Food for babies and children

Most people would agree that breastfeeding is always best for babies, when it’s at all possible. But sometimes, it isn’t possible for a variety of reasons. Read more about breastfeeding and good alternatives here:

For baby formulas with the right balance of nutrients, here are recipes for a raw milk based formula, and a meat broth based formula

Babies need a high level of dietary fat and cholesterol to promote healthy growth. But sadly, nutritionists are now giving talks on how to feed your baby and young child a low fat diet, so we can look forward to even more ill health in future generations. Cereals are usually recommended as a first food, but they can’t be digested till around 12 months, when sufficient of the enzymes needed to digest carbohydrates are produced.

A rough rule of thumb of what to introduce when is:

  • 4 months: egg yolks with a pinch of sea salt; drops of cod liver oil; mashed organic banana
  • 6 months: pureed meats; mashed or, in some cases, cooked fruit; vegetables, cooked and mashed with butter or coconut oil
  • 8 months: soups, stews and some dairy products
  • 12 Months: properly prepared grains; nut butters made with crispy nuts; cooked leafy green vegetables, raw salad vegetables, citrus fruit and whole egg.

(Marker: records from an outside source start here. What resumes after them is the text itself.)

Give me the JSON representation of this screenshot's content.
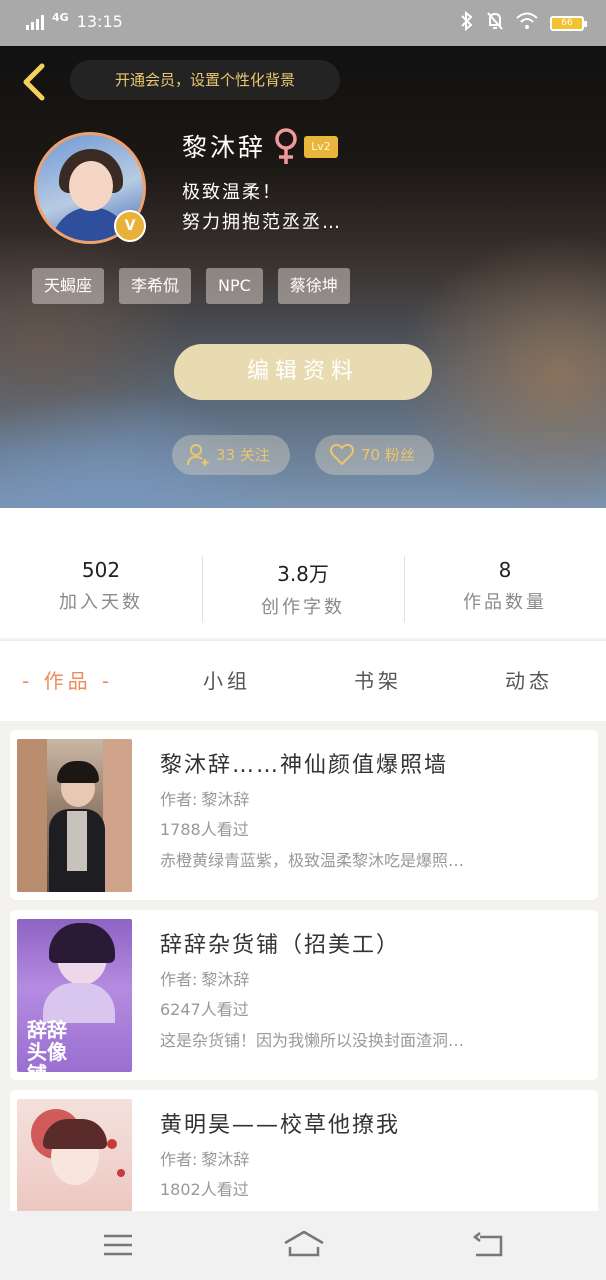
{
  "status_bar": {
    "network": "4G",
    "time": "13:15",
    "battery_level": "66"
  },
  "header": {
    "vip_prompt": "开通会员，设置个性化背景"
  },
  "profile": {
    "name": "黎沐辞",
    "level": "Lv2",
    "bio_line1": "极致温柔！",
    "bio_line2": "努力拥抱范丞丞…",
    "verified_badge": "V",
    "tags": [
      "天蝎座",
      "李希侃",
      "NPC",
      "蔡徐坤"
    ],
    "edit_label": "编辑资料",
    "following_label": "33 关注",
    "followers_label": "70 粉丝"
  },
  "stats": [
    {
      "value": "502",
      "label": "加入天数"
    },
    {
      "value": "3.8万",
      "label": "创作字数"
    },
    {
      "value": "8",
      "label": "作品数量"
    }
  ],
  "tabs": [
    {
      "label": "- 作品 -",
      "active": true
    },
    {
      "label": "小组",
      "active": false
    },
    {
      "label": "书架",
      "active": false
    },
    {
      "label": "动态",
      "active": false
    }
  ],
  "works": [
    {
      "title": "黎沐辞……神仙颜值爆照墙",
      "author_label": "作者:",
      "author": "黎沐辞",
      "views": "1788人看过",
      "desc": "赤橙黄绿青蓝紫，极致温柔黎沐吃是爆照…"
    },
    {
      "title": "辞辞杂货铺（招美工）",
      "author_label": "作者:",
      "author": "黎沐辞",
      "views": "6247人看过",
      "desc": "这是杂货铺！因为我懒所以没换封面渣洞…",
      "cover_text": "辞辞头像铺"
    },
    {
      "title": "黄明昊——校草他撩我",
      "author_label": "作者:",
      "author": "黎沐辞",
      "views": "1802人看过",
      "desc": ""
    }
  ],
  "colors": {
    "accent": "#ef8c5a",
    "gold": "#e9c66f",
    "edit_button": "#e9dbb1",
    "status_bar": "#a9a9a9"
  }
}
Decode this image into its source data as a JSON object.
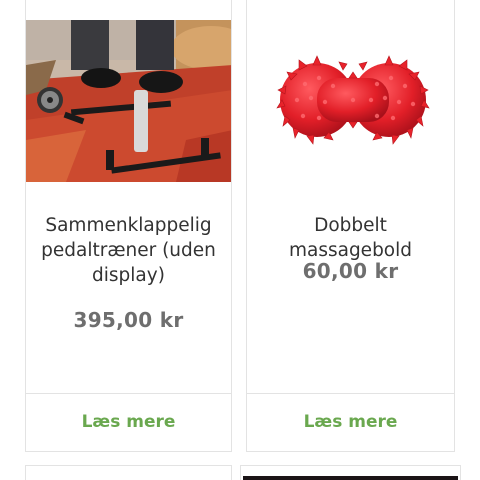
{
  "products": [
    {
      "title": "Sammenklappelig pedaltræner (uden display)",
      "price": "395,00 kr",
      "button_label": "Læs mere",
      "image_icon": "pedal-exerciser-image"
    },
    {
      "title": "Dobbelt massagebold",
      "price": "60,00 kr",
      "button_label": "Læs mere",
      "image_icon": "massage-ball-image"
    }
  ],
  "colors": {
    "accent_green": "#6aa84f",
    "price_gray": "#6e6e6e",
    "title_dark": "#333333",
    "border": "#e3e3e3",
    "ball_red": "#e8232b"
  }
}
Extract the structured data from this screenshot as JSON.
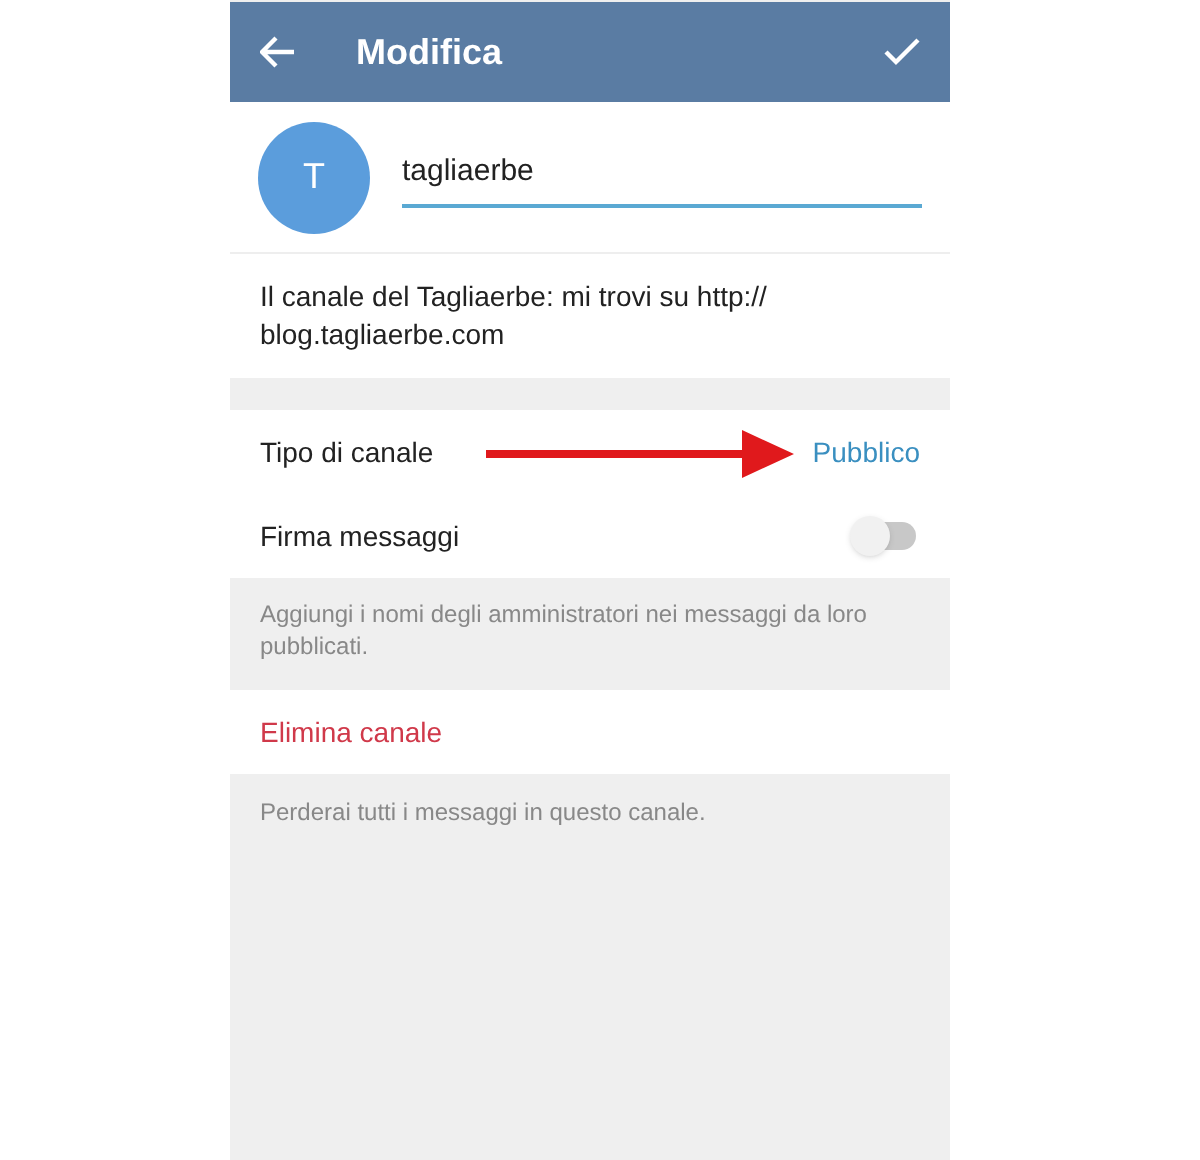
{
  "header": {
    "title": "Modifica"
  },
  "channel": {
    "avatar_letter": "T",
    "name": "tagliaerbe",
    "description": "Il canale del Tagliaerbe: mi trovi su http:// blog.tagliaerbe.com"
  },
  "settings": [
    {
      "kind": "value",
      "label": "Tipo di canale",
      "value": "Pubblico",
      "annotated": true
    },
    {
      "kind": "toggle",
      "label": "Firma messaggi",
      "on": false
    }
  ],
  "sign_hint": "Aggiungi i nomi degli amministratori nei messaggi da loro pubblicati.",
  "delete": {
    "label": "Elimina canale",
    "hint": "Perderai tutti i messaggi in questo canale."
  }
}
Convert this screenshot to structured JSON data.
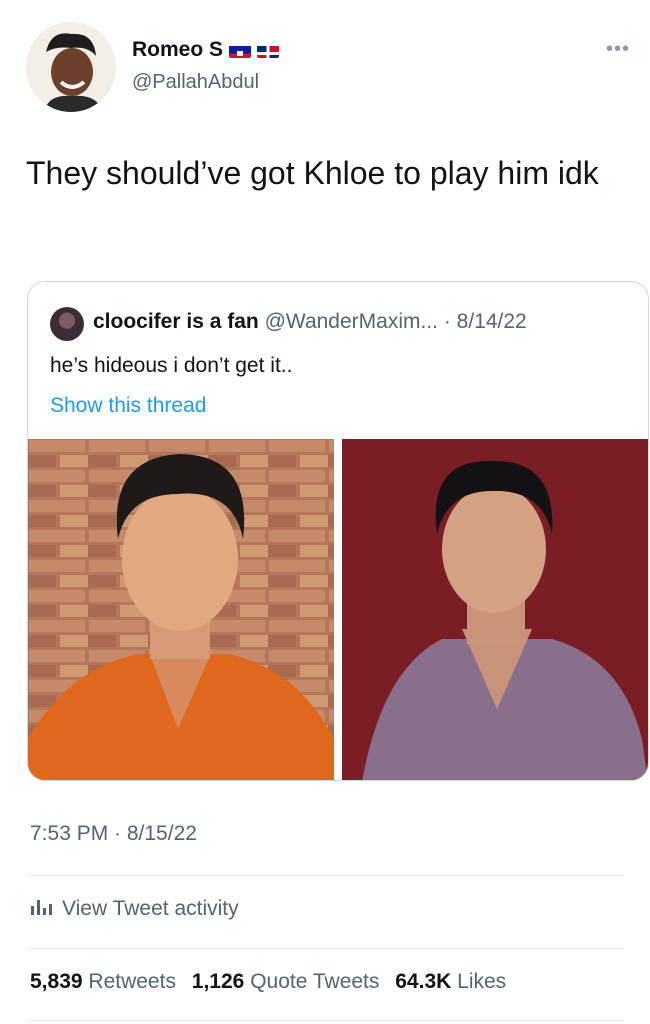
{
  "author": {
    "display_name": "Romeo S",
    "handle": "@PallahAbdul",
    "flags": [
      "haiti-flag-icon",
      "dominican-republic-flag-icon"
    ]
  },
  "tweet": {
    "text": "They should’ve got Khloe to play him idk",
    "timestamp": "7:53 PM · 8/15/22"
  },
  "quoted_tweet": {
    "author_name": "cloocifer is a fan",
    "author_handle": "@WanderMaxim...",
    "date": "· 8/14/22",
    "text": "he’s hideous i don’t get it..",
    "thread_link": "Show this thread"
  },
  "activity": {
    "label": "View Tweet activity"
  },
  "stats": {
    "retweets_count": "5,839",
    "retweets_label": "Retweets",
    "quotes_count": "1,126",
    "quotes_label": "Quote Tweets",
    "likes_count": "64.3K",
    "likes_label": "Likes"
  },
  "colors": {
    "link": "#1d9bf0",
    "secondary_text": "#536471",
    "border": "#cfd9de"
  }
}
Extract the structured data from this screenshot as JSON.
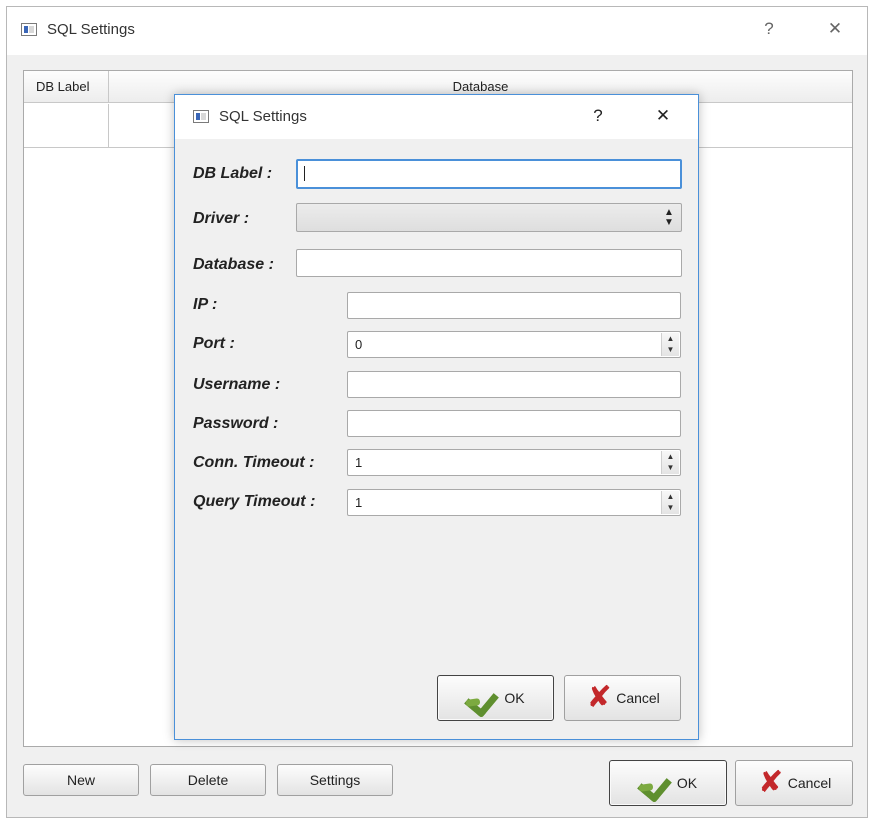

You may be wondering why grains should be introduced at all, given the level of gluten or carb intolerance these days. If your baby is healthy, and their digestive system is sound, there is a window of opportunity around 12 months of age, when the right digestive enzymes start being produced. If properly prepared grains are introduced in small amounts at the right time, this will maximise your child’s chances of being able to handle grains later in life. Of course, if he or she shows signs of not being able to tolerate them, seek professional help.

For more information on what to feed when, and how to prepare the foods for optimum digestion, see  this article

For what foods to offer after one year of age, see this article on tantalising foods for toddlers:

If your child is proving a picky eater, here are some useful techniques

For the full list of available articles, go to: